What to work on:
Starting at the top line and ending at the last, restate the records exactly.

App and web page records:
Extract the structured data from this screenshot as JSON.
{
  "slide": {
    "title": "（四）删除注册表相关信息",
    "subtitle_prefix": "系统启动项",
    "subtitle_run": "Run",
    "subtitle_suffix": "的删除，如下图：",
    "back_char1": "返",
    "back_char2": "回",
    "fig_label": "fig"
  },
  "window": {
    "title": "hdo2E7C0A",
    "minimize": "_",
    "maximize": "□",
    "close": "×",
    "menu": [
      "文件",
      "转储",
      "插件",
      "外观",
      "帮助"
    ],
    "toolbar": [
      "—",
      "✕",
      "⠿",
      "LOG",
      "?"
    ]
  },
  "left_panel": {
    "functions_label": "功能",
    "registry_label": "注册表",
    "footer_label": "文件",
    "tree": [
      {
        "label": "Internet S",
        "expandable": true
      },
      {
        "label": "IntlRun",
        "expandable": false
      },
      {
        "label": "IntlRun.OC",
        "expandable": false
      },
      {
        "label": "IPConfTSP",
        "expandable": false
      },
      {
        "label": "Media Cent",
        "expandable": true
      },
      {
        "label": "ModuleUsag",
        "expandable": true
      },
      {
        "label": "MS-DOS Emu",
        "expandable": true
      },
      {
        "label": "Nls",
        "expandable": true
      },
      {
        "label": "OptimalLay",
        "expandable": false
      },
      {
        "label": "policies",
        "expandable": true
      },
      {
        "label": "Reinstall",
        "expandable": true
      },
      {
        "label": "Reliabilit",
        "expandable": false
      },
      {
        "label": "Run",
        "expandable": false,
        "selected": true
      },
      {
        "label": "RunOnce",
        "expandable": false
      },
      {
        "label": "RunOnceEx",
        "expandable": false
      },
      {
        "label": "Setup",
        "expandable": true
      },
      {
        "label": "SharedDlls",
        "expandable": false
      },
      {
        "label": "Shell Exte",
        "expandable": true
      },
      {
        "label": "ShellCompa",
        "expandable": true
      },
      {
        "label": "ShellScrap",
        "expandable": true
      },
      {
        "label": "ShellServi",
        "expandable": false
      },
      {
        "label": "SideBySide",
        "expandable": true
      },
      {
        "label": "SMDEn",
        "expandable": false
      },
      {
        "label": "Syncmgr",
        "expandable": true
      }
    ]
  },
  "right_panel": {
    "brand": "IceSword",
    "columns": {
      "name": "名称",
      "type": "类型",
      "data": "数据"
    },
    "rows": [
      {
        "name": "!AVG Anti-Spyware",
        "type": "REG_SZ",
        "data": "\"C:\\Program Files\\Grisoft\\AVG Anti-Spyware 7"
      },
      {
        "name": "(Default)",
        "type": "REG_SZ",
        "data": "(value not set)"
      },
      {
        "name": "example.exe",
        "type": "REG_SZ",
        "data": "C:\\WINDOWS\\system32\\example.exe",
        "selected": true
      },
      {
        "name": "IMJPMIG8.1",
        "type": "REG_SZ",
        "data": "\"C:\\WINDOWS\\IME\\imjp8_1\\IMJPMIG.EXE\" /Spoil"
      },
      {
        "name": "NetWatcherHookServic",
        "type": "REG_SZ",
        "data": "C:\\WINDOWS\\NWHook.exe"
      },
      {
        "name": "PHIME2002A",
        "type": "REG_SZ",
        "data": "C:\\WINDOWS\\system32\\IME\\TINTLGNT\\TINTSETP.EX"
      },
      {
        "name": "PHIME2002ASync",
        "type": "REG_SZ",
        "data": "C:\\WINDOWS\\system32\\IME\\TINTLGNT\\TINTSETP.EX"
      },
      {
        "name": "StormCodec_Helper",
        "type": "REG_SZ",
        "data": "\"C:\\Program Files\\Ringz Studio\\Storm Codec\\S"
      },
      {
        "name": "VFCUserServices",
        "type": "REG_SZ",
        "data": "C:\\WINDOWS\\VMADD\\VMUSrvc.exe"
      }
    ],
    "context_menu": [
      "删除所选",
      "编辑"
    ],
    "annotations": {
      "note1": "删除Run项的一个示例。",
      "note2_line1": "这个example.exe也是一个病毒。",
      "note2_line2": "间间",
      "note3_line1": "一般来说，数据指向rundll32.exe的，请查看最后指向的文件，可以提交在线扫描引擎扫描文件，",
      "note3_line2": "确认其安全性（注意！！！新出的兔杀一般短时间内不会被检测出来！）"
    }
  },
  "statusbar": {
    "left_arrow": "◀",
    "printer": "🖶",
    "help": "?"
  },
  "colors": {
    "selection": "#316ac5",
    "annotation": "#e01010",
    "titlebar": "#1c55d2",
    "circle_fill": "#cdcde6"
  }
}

Response:
Extract the structured data from this screenshot as JSON.
{
  "slide": {
    "title": "（四）删除注册表相关信息",
    "subtitle_prefix": "系统启动项",
    "subtitle_run": "Run",
    "subtitle_suffix": "的删除，如下图：",
    "back_char1": "返",
    "back_char2": "回",
    "fig_label": "fig"
  },
  "window": {
    "title": "hdo2E7C0A",
    "minimize": "_",
    "maximize": "□",
    "close": "×",
    "menu": [
      "文件",
      "转储",
      "插件",
      "外观",
      "帮助"
    ],
    "toolbar": [
      "—",
      "✕",
      "⠿",
      "LOG",
      "?"
    ]
  },
  "left_panel": {
    "functions_label": "功能",
    "registry_label": "注册表",
    "footer_label": "文件",
    "tree": [
      {
        "label": "Internet S",
        "expandable": true
      },
      {
        "label": "IntlRun",
        "expandable": false
      },
      {
        "label": "IntlRun.OC",
        "expandable": false
      },
      {
        "label": "IPConfTSP",
        "expandable": false
      },
      {
        "label": "Media Cent",
        "expandable": true
      },
      {
        "label": "ModuleUsag",
        "expandable": true
      },
      {
        "label": "MS-DOS Emu",
        "expandable": true
      },
      {
        "label": "Nls",
        "expandable": true
      },
      {
        "label": "OptimalLay",
        "expandable": false
      },
      {
        "label": "policies",
        "expandable": true
      },
      {
        "label": "Reinstall",
        "expandable": true
      },
      {
        "label": "Reliabilit",
        "expandable": false
      },
      {
        "label": "Run",
        "expandable": false,
        "selected": true
      },
      {
        "label": "RunOnce",
        "expandable": false
      },
      {
        "label": "RunOnceEx",
        "expandable": false
      },
      {
        "label": "Setup",
        "expandable": true
      },
      {
        "label": "SharedDlls",
        "expandable": false
      },
      {
        "label": "Shell Exte",
        "expandable": true
      },
      {
        "label": "ShellCompa",
        "expandable": true
      },
      {
        "label": "ShellScrap",
        "expandable": true
      },
      {
        "label": "ShellServi",
        "expandable": false
      },
      {
        "label": "SideBySide",
        "expandable": true
      },
      {
        "label": "SMDEn",
        "expandable": false
      },
      {
        "label": "Syncmgr",
        "expandable": true
      }
    ]
  },
  "right_panel": {
    "brand": "IceSword",
    "columns": {
      "name": "名称",
      "type": "类型",
      "data": "数据"
    },
    "rows": [
      {
        "name": "!AVG Anti-Spyware",
        "type": "REG_SZ",
        "data": "\"C:\\Program Files\\Grisoft\\AVG Anti-Spyware 7"
      },
      {
        "name": "(Default)",
        "type": "REG_SZ",
        "data": "(value not set)"
      },
      {
        "name": "example.exe",
        "type": "REG_SZ",
        "data": "C:\\WINDOWS\\system32\\example.exe",
        "selected": true
      },
      {
        "name": "IMJPMIG8.1",
        "type": "REG_SZ",
        "data": "\"C:\\WINDOWS\\IME\\imjp8_1\\IMJPMIG.EXE\" /Spoil"
      },
      {
        "name": "NetWatcherHookServic",
        "type": "REG_SZ",
        "data": "C:\\WINDOWS\\NWHook.exe"
      },
      {
        "name": "PHIME2002A",
        "type": "REG_SZ",
        "data": "C:\\WINDOWS\\system32\\IME\\TINTLGNT\\TINTSETP.EX"
      },
      {
        "name": "PHIME2002ASync",
        "type": "REG_SZ",
        "data": "C:\\WINDOWS\\system32\\IME\\TINTLGNT\\TINTSETP.EX"
      },
      {
        "name": "StormCodec_Helper",
        "type": "REG_SZ",
        "data": "\"C:\\Program Files\\Ringz Studio\\Storm Codec\\S"
      },
      {
        "name": "VFCUserServices",
        "type": "REG_SZ",
        "data": "C:\\WINDOWS\\VMADD\\VMUSrvc.exe"
      }
    ],
    "context_menu": [
      "删除所选",
      "编辑"
    ],
    "annotations": {
      "note1": "删除Run项的一个示例。",
      "note2_line1": "这个example.exe也是一个病毒。",
      "note2_line2": "间间",
      "note3_line1": "一般来说，数据指向rundll32.exe的，请查看最后指向的文件，可以提交在线扫描引擎扫描文件，",
      "note3_line2": "确认其安全性（注意！！！新出的兔杀一般短时间内不会被检测出来！）"
    }
  },
  "statusbar": {
    "left_arrow": "◀",
    "printer": "🖶",
    "help": "?"
  },
  "colors": {
    "selection": "#316ac5",
    "annotation": "#e01010",
    "titlebar": "#1c55d2",
    "circle_fill": "#cdcde6"
  }
}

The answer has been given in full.